At the time this article was written, a search on Technorati returns 487 results; Google's Blog Search: 452; Feedster: 569. On that information alone, it would appear that Google Blog search is missing an element the other blog engines aren't. But the more interesting question Scoble brings up on Wednesday, when he compares results of Google, MSN, and Yahoo! Google's main page (as of present) says it found 22,400 results for the word. Scrolling through, however, there are only 353 results after similar entries are omitted. Re-searching with omitted results included returns only 979 results, as the other 21,000 are apparently inaccessible. Scoble calls this an example of "lies that are going on on search engines." Scoble reports that MSN returns over 1, 369 entries (though my results continue to say 221), and Yahoo! returns over 1,010. The varying numbers does bring up an interesting question as to the veracity of any given search engine's reach. One thing's for certain, many are taking advantage of the memetic appeal of the word, "brrreeeport." Bloggers have committed to throwing the word onto their blog posts. Even the famous New York City gay and lesbian publication The Village Voice has thrown it into a headline for an unrelated music review. There are even sponsored links for the word on Google and Yahoo!'s SERPs. On Yahoo!'s system though, it's not the exact word, but ads served up based on similar keywords. Whatever the deeper implications, the immediate benefit was for Z-list bloggers who otherwise may have never been found. Someone's even reserved the brrreeeport domain.

About the Author:Jason is a staff writer for WebProNews covering technology and business.

Tuesday, February 07, 2006

Free 411 Calls From Cell and Home Phones

Cell phone companies are charging us $1.00 or more for 411, information calls, when they don't have to. When you need to use the 411 / information option, simply dial 1 800 FREE 411 or 1 800 373 3411 without incurring a charge at all except for the minutes required to make the call.

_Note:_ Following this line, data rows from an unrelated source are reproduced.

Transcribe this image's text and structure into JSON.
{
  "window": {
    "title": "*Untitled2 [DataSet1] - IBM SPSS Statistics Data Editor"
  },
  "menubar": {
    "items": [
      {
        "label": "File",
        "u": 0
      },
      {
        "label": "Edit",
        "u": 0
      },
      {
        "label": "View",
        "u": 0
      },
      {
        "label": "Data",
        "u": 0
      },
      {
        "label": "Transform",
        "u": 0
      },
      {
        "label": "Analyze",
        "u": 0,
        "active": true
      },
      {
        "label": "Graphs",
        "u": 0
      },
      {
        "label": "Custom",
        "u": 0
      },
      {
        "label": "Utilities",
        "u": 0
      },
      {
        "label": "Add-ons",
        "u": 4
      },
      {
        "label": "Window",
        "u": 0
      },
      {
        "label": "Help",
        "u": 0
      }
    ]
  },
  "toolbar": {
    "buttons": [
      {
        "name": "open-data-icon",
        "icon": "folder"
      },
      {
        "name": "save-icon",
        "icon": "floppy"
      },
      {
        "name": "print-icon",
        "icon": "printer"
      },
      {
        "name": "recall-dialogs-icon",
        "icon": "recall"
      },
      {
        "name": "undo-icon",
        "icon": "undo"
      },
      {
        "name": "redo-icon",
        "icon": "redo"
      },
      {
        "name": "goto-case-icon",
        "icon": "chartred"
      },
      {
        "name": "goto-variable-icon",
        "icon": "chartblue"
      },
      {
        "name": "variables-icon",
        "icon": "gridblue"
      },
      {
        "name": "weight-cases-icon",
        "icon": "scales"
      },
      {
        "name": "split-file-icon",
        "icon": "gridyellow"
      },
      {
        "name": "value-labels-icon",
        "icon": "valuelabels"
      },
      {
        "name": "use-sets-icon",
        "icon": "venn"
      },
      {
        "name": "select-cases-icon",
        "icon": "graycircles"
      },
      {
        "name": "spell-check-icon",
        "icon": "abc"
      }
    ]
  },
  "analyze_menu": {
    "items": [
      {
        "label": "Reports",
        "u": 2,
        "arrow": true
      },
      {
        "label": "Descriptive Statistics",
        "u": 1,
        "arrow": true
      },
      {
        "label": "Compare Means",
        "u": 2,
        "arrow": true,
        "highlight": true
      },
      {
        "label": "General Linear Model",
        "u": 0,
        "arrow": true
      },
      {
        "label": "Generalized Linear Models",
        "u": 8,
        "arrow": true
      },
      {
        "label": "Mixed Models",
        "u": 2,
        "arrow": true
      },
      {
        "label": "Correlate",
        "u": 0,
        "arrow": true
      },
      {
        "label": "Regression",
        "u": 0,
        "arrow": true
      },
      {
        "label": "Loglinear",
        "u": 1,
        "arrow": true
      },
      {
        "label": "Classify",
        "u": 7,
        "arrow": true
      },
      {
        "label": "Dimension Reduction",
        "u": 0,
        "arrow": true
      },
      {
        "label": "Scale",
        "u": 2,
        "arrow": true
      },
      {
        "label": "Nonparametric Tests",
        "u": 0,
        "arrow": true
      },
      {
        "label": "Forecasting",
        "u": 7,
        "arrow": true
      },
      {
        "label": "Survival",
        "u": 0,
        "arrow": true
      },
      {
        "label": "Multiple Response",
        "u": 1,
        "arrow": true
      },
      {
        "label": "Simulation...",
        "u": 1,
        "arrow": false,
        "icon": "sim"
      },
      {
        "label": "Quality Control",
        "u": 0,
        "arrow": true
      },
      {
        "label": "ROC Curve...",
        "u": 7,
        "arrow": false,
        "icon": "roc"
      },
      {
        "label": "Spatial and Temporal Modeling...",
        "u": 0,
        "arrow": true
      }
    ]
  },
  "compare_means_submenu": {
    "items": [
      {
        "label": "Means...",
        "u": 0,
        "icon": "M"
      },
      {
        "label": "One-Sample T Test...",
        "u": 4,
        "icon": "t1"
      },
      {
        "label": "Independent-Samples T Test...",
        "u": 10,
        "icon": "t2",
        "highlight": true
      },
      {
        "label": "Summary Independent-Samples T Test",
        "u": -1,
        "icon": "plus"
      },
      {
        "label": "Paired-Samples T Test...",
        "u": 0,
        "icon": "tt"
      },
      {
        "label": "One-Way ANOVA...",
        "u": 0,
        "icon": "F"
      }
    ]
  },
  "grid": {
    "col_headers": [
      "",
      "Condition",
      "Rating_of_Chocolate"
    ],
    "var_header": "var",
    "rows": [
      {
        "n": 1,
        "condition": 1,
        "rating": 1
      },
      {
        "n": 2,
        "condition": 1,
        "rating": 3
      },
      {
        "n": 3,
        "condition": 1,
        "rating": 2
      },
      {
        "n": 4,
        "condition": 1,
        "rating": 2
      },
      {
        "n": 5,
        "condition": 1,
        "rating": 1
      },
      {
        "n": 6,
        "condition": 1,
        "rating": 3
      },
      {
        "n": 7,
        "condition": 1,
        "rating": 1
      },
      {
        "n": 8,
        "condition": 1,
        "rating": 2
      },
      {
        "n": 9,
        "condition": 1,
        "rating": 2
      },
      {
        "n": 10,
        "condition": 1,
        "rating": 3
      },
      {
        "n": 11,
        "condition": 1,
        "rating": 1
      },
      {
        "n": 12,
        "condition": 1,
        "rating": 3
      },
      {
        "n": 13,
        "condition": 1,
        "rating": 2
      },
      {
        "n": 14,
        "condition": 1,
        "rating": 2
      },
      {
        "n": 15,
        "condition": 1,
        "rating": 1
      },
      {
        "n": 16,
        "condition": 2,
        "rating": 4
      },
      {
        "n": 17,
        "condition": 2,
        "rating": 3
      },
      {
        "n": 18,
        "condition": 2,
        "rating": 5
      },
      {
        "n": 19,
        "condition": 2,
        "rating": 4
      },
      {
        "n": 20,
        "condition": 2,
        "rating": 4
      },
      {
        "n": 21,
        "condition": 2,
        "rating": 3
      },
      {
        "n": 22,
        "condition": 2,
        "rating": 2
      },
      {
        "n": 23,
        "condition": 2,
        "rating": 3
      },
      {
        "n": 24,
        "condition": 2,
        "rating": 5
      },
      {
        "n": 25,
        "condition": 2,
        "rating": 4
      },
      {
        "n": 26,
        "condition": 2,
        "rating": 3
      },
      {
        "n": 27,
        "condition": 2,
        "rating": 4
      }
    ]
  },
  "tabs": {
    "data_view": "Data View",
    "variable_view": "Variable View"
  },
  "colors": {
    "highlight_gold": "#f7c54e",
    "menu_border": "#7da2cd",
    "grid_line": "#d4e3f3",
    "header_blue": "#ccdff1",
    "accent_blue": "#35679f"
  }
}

This is information people don't mind receiving - Pass it on. Works on home phone also.